→ Entries provided:
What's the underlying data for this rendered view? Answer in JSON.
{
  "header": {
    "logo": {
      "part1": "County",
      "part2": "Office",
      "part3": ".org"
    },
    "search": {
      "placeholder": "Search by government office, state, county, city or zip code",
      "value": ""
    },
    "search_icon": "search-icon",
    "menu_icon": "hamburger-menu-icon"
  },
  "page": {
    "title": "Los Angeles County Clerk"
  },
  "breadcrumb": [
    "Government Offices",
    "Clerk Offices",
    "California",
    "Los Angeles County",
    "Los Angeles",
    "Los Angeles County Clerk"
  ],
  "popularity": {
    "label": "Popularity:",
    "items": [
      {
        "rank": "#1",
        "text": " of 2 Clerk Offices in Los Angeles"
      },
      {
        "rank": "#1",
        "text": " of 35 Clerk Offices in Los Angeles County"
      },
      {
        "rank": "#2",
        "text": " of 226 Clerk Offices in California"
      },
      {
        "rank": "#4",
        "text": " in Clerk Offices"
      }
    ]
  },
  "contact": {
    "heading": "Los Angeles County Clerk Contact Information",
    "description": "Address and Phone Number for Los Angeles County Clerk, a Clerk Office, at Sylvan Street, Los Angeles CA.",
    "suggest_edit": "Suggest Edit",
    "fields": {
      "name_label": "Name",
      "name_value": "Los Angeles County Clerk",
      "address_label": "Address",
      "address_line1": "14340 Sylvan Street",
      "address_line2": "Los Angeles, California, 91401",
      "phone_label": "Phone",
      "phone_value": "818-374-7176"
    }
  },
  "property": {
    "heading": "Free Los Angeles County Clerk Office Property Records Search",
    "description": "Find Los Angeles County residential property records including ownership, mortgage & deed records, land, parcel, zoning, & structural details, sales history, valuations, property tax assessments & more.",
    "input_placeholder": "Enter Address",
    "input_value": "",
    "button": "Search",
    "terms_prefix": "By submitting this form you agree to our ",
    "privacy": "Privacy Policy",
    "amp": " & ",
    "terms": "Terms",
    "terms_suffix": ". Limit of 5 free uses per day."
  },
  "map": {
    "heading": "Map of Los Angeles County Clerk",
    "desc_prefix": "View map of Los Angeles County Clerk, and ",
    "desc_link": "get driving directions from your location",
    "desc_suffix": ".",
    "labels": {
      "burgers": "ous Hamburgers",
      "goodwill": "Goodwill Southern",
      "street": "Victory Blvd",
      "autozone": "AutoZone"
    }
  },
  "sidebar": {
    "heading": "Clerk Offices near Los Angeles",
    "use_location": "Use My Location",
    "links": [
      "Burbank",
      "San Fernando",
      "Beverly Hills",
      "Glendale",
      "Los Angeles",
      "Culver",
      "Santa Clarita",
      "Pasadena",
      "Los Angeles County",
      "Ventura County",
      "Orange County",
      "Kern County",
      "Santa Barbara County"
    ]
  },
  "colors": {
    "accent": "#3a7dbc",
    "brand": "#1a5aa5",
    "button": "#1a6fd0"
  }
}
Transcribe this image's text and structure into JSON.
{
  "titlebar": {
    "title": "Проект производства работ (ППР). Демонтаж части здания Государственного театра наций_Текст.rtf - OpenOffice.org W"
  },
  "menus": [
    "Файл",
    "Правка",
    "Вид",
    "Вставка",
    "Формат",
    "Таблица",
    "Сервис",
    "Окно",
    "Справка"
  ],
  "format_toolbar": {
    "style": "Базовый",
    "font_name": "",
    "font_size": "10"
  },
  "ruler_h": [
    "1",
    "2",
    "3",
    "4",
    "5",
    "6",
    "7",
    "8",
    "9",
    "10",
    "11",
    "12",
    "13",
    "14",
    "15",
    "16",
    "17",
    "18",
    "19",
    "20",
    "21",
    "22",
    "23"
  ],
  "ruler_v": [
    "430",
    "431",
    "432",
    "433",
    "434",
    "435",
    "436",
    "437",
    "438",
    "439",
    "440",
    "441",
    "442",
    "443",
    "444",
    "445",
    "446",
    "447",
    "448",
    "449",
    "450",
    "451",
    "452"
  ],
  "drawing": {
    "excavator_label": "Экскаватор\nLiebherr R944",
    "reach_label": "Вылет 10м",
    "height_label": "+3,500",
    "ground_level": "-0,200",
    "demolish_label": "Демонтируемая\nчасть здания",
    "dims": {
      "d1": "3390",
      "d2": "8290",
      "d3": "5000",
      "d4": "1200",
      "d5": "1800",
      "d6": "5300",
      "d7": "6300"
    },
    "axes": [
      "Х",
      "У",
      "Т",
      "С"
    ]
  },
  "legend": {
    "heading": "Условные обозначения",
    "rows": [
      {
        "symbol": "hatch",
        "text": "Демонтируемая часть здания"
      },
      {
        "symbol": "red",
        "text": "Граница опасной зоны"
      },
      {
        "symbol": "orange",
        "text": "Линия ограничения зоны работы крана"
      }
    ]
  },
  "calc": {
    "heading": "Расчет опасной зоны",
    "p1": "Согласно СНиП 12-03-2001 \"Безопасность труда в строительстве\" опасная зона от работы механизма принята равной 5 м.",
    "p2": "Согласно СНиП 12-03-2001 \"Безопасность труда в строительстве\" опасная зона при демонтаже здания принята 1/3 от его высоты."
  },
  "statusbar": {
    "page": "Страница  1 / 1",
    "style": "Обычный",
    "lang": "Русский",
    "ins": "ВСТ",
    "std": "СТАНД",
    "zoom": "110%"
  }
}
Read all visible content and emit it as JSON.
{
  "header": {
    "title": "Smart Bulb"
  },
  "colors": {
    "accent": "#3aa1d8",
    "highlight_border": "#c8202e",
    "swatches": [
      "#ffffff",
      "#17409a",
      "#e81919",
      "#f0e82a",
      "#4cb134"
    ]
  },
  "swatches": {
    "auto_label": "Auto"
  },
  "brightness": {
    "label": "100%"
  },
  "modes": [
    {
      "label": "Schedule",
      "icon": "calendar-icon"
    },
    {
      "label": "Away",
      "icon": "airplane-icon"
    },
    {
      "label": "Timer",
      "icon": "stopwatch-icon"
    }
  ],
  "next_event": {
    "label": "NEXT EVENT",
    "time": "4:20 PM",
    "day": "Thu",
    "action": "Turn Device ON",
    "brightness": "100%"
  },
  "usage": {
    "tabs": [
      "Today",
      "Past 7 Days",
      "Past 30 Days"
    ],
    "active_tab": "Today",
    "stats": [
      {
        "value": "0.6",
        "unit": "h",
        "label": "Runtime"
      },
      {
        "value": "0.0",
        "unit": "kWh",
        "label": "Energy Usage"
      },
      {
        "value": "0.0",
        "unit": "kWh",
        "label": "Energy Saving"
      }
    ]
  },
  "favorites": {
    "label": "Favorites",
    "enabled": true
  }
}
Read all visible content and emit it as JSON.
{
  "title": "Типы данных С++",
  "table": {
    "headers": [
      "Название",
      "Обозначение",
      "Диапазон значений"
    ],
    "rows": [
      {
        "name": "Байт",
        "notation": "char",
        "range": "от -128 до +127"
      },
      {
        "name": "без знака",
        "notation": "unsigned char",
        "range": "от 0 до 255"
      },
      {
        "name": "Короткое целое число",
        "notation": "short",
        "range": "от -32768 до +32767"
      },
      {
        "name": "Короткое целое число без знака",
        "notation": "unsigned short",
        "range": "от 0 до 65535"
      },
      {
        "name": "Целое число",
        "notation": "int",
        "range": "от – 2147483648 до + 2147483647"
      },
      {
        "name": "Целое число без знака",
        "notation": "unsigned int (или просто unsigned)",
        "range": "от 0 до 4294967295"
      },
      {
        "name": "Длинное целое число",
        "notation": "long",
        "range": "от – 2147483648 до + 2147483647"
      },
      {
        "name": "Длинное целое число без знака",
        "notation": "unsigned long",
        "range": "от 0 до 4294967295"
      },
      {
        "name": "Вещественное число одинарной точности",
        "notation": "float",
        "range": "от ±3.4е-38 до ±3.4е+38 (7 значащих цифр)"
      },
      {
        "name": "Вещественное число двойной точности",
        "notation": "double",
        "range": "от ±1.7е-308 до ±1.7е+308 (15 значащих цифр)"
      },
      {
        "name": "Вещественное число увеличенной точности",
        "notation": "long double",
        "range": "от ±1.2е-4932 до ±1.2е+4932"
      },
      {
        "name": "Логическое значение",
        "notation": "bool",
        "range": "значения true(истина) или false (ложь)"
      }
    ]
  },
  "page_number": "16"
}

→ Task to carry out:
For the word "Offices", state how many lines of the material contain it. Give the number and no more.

→ Answer area:
7